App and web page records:
*** Begin section ***
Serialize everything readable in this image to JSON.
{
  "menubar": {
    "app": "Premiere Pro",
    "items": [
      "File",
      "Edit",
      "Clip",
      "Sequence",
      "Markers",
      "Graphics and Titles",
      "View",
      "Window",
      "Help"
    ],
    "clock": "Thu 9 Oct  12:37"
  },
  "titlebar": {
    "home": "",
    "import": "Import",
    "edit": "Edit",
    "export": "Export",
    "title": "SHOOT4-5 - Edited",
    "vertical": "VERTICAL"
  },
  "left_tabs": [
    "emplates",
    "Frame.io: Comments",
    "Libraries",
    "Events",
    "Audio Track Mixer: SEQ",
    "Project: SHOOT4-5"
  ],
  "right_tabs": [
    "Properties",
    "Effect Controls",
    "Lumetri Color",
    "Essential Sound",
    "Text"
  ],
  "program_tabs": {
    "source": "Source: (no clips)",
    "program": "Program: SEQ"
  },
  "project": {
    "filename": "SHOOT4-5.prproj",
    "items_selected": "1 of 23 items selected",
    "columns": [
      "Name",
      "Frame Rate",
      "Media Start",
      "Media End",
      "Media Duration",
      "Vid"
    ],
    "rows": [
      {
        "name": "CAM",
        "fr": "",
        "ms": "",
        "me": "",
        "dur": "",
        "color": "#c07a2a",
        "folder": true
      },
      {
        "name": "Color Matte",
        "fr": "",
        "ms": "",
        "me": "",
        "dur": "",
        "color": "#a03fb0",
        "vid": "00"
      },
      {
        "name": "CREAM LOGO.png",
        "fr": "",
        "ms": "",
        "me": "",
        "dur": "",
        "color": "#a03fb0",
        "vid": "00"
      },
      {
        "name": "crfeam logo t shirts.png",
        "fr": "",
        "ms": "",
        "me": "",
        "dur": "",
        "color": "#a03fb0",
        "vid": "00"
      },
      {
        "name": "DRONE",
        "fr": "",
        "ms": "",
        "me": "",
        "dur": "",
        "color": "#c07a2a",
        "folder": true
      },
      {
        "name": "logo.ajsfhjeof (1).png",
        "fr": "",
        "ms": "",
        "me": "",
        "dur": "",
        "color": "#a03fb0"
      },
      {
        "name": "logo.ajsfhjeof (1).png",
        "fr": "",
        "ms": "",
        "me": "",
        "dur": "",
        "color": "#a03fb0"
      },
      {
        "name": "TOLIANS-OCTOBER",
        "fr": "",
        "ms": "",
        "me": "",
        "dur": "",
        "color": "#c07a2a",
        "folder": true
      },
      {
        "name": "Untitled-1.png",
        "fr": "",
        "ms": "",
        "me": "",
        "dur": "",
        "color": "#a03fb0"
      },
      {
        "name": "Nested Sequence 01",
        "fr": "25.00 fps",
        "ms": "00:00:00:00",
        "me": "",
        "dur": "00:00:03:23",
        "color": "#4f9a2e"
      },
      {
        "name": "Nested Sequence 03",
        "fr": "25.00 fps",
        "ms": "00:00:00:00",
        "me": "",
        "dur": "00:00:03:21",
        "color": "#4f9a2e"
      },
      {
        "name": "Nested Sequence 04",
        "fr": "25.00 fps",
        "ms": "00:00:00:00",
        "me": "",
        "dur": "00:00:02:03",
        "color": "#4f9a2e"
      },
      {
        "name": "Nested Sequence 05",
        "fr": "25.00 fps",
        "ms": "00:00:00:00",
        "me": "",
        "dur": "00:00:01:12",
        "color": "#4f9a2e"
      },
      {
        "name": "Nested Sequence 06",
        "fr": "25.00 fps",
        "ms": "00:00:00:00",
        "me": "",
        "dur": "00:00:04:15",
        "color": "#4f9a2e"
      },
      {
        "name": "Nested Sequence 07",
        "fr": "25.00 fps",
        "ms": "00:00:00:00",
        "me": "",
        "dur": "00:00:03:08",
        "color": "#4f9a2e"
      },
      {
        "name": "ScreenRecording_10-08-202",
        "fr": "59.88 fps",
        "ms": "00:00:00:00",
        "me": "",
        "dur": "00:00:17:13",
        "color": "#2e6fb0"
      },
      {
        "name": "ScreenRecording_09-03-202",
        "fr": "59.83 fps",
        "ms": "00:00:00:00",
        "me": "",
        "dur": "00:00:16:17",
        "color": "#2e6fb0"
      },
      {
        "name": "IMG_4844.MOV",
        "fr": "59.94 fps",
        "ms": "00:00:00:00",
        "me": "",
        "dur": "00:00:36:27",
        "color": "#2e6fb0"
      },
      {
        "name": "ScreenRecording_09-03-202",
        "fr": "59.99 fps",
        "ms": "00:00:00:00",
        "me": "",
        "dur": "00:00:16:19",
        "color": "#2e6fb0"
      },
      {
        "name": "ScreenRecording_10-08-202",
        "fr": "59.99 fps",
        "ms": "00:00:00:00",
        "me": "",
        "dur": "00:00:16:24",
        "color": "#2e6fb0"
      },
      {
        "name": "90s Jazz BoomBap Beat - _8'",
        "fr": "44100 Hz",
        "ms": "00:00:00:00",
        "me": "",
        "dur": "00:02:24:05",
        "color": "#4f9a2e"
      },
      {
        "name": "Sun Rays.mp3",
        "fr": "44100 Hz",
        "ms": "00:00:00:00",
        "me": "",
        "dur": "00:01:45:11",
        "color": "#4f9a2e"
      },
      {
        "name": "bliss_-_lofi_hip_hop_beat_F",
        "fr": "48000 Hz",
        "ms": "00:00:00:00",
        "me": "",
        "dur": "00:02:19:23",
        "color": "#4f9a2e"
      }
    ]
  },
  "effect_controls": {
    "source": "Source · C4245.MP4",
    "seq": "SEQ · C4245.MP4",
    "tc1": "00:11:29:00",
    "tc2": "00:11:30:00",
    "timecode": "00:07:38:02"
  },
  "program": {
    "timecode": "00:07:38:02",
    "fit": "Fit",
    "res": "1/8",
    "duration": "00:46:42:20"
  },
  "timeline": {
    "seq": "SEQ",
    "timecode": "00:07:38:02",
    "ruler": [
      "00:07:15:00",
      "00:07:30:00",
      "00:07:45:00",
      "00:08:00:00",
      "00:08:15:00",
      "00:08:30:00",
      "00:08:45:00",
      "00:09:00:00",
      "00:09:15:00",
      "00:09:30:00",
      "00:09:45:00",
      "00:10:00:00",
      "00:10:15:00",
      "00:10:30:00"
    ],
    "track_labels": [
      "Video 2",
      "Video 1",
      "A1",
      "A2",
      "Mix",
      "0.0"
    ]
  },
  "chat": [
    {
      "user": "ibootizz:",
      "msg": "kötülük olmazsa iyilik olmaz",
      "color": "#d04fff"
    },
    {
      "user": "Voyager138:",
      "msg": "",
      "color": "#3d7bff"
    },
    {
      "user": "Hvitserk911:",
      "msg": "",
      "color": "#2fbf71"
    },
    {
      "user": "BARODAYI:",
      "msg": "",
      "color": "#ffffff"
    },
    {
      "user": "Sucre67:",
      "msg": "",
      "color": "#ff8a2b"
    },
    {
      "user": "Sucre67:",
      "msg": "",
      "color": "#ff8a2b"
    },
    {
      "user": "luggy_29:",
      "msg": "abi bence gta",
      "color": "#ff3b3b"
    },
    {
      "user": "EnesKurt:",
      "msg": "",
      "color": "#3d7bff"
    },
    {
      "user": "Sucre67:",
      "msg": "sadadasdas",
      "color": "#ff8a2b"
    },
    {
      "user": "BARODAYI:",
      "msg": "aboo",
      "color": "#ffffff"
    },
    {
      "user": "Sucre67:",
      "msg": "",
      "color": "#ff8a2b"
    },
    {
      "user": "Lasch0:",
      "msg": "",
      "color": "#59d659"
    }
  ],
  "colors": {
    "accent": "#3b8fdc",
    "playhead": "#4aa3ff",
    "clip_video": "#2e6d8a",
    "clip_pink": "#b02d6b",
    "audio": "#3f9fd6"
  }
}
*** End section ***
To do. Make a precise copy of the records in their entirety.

Exercise output.
Serialize everything readable in this image to JSON.
{
  "menubar": {
    "app": "Premiere Pro",
    "items": [
      "File",
      "Edit",
      "Clip",
      "Sequence",
      "Markers",
      "Graphics and Titles",
      "View",
      "Window",
      "Help"
    ],
    "clock": "Thu 9 Oct  12:37"
  },
  "titlebar": {
    "home": "",
    "import": "Import",
    "edit": "Edit",
    "export": "Export",
    "title": "SHOOT4-5 - Edited",
    "vertical": "VERTICAL"
  },
  "left_tabs": [
    "emplates",
    "Frame.io: Comments",
    "Libraries",
    "Events",
    "Audio Track Mixer: SEQ",
    "Project: SHOOT4-5"
  ],
  "right_tabs": [
    "Properties",
    "Effect Controls",
    "Lumetri Color",
    "Essential Sound",
    "Text"
  ],
  "program_tabs": {
    "source": "Source: (no clips)",
    "program": "Program: SEQ"
  },
  "project": {
    "filename": "SHOOT4-5.prproj",
    "items_selected": "1 of 23 items selected",
    "columns": [
      "Name",
      "Frame Rate",
      "Media Start",
      "Media End",
      "Media Duration",
      "Vid"
    ],
    "rows": [
      {
        "name": "CAM",
        "fr": "",
        "ms": "",
        "me": "",
        "dur": "",
        "color": "#c07a2a",
        "folder": true
      },
      {
        "name": "Color Matte",
        "fr": "",
        "ms": "",
        "me": "",
        "dur": "",
        "color": "#a03fb0",
        "vid": "00"
      },
      {
        "name": "CREAM LOGO.png",
        "fr": "",
        "ms": "",
        "me": "",
        "dur": "",
        "color": "#a03fb0",
        "vid": "00"
      },
      {
        "name": "crfeam logo t shirts.png",
        "fr": "",
        "ms": "",
        "me": "",
        "dur": "",
        "color": "#a03fb0",
        "vid": "00"
      },
      {
        "name": "DRONE",
        "fr": "",
        "ms": "",
        "me": "",
        "dur": "",
        "color": "#c07a2a",
        "folder": true
      },
      {
        "name": "logo.ajsfhjeof (1).png",
        "fr": "",
        "ms": "",
        "me": "",
        "dur": "",
        "color": "#a03fb0"
      },
      {
        "name": "logo.ajsfhjeof (1).png",
        "fr": "",
        "ms": "",
        "me": "",
        "dur": "",
        "color": "#a03fb0"
      },
      {
        "name": "TOLIANS-OCTOBER",
        "fr": "",
        "ms": "",
        "me": "",
        "dur": "",
        "color": "#c07a2a",
        "folder": true
      },
      {
        "name": "Untitled-1.png",
        "fr": "",
        "ms": "",
        "me": "",
        "dur": "",
        "color": "#a03fb0"
      },
      {
        "name": "Nested Sequence 01",
        "fr": "25.00 fps",
        "ms": "00:00:00:00",
        "me": "",
        "dur": "00:00:03:23",
        "color": "#4f9a2e"
      },
      {
        "name": "Nested Sequence 03",
        "fr": "25.00 fps",
        "ms": "00:00:00:00",
        "me": "",
        "dur": "00:00:03:21",
        "color": "#4f9a2e"
      },
      {
        "name": "Nested Sequence 04",
        "fr": "25.00 fps",
        "ms": "00:00:00:00",
        "me": "",
        "dur": "00:00:02:03",
        "color": "#4f9a2e"
      },
      {
        "name": "Nested Sequence 05",
        "fr": "25.00 fps",
        "ms": "00:00:00:00",
        "me": "",
        "dur": "00:00:01:12",
        "color": "#4f9a2e"
      },
      {
        "name": "Nested Sequence 06",
        "fr": "25.00 fps",
        "ms": "00:00:00:00",
        "me": "",
        "dur": "00:00:04:15",
        "color": "#4f9a2e"
      },
      {
        "name": "Nested Sequence 07",
        "fr": "25.00 fps",
        "ms": "00:00:00:00",
        "me": "",
        "dur": "00:00:03:08",
        "color": "#4f9a2e"
      },
      {
        "name": "ScreenRecording_10-08-202",
        "fr": "59.88 fps",
        "ms": "00:00:00:00",
        "me": "",
        "dur": "00:00:17:13",
        "color": "#2e6fb0"
      },
      {
        "name": "ScreenRecording_09-03-202",
        "fr": "59.83 fps",
        "ms": "00:00:00:00",
        "me": "",
        "dur": "00:00:16:17",
        "color": "#2e6fb0"
      },
      {
        "name": "IMG_4844.MOV",
        "fr": "59.94 fps",
        "ms": "00:00:00:00",
        "me": "",
        "dur": "00:00:36:27",
        "color": "#2e6fb0"
      },
      {
        "name": "ScreenRecording_09-03-202",
        "fr": "59.99 fps",
        "ms": "00:00:00:00",
        "me": "",
        "dur": "00:00:16:19",
        "color": "#2e6fb0"
      },
      {
        "name": "ScreenRecording_10-08-202",
        "fr": "59.99 fps",
        "ms": "00:00:00:00",
        "me": "",
        "dur": "00:00:16:24",
        "color": "#2e6fb0"
      },
      {
        "name": "90s Jazz BoomBap Beat - _8'",
        "fr": "44100 Hz",
        "ms": "00:00:00:00",
        "me": "",
        "dur": "00:02:24:05",
        "color": "#4f9a2e"
      },
      {
        "name": "Sun Rays.mp3",
        "fr": "44100 Hz",
        "ms": "00:00:00:00",
        "me": "",
        "dur": "00:01:45:11",
        "color": "#4f9a2e"
      },
      {
        "name": "bliss_-_lofi_hip_hop_beat_F",
        "fr": "48000 Hz",
        "ms": "00:00:00:00",
        "me": "",
        "dur": "00:02:19:23",
        "color": "#4f9a2e"
      }
    ]
  },
  "effect_controls": {
    "source": "Source · C4245.MP4",
    "seq": "SEQ · C4245.MP4",
    "tc1": "00:11:29:00",
    "tc2": "00:11:30:00",
    "timecode": "00:07:38:02"
  },
  "program": {
    "timecode": "00:07:38:02",
    "fit": "Fit",
    "res": "1/8",
    "duration": "00:46:42:20"
  },
  "timeline": {
    "seq": "SEQ",
    "timecode": "00:07:38:02",
    "ruler": [
      "00:07:15:00",
      "00:07:30:00",
      "00:07:45:00",
      "00:08:00:00",
      "00:08:15:00",
      "00:08:30:00",
      "00:08:45:00",
      "00:09:00:00",
      "00:09:15:00",
      "00:09:30:00",
      "00:09:45:00",
      "00:10:00:00",
      "00:10:15:00",
      "00:10:30:00"
    ],
    "track_labels": [
      "Video 2",
      "Video 1",
      "A1",
      "A2",
      "Mix",
      "0.0"
    ]
  },
  "chat": [
    {
      "user": "ibootizz:",
      "msg": "kötülük olmazsa iyilik olmaz",
      "color": "#d04fff"
    },
    {
      "user": "Voyager138:",
      "msg": "",
      "color": "#3d7bff"
    },
    {
      "user": "Hvitserk911:",
      "msg": "",
      "color": "#2fbf71"
    },
    {
      "user": "BARODAYI:",
      "msg": "",
      "color": "#ffffff"
    },
    {
      "user": "Sucre67:",
      "msg": "",
      "color": "#ff8a2b"
    },
    {
      "user": "Sucre67:",
      "msg": "",
      "color": "#ff8a2b"
    },
    {
      "user": "luggy_29:",
      "msg": "abi bence gta",
      "color": "#ff3b3b"
    },
    {
      "user": "EnesKurt:",
      "msg": "",
      "color": "#3d7bff"
    },
    {
      "user": "Sucre67:",
      "msg": "sadadasdas",
      "color": "#ff8a2b"
    },
    {
      "user": "BARODAYI:",
      "msg": "aboo",
      "color": "#ffffff"
    },
    {
      "user": "Sucre67:",
      "msg": "",
      "color": "#ff8a2b"
    },
    {
      "user": "Lasch0:",
      "msg": "",
      "color": "#59d659"
    }
  ],
  "colors": {
    "accent": "#3b8fdc",
    "playhead": "#4aa3ff",
    "clip_video": "#2e6d8a",
    "clip_pink": "#b02d6b",
    "audio": "#3f9fd6"
  }
}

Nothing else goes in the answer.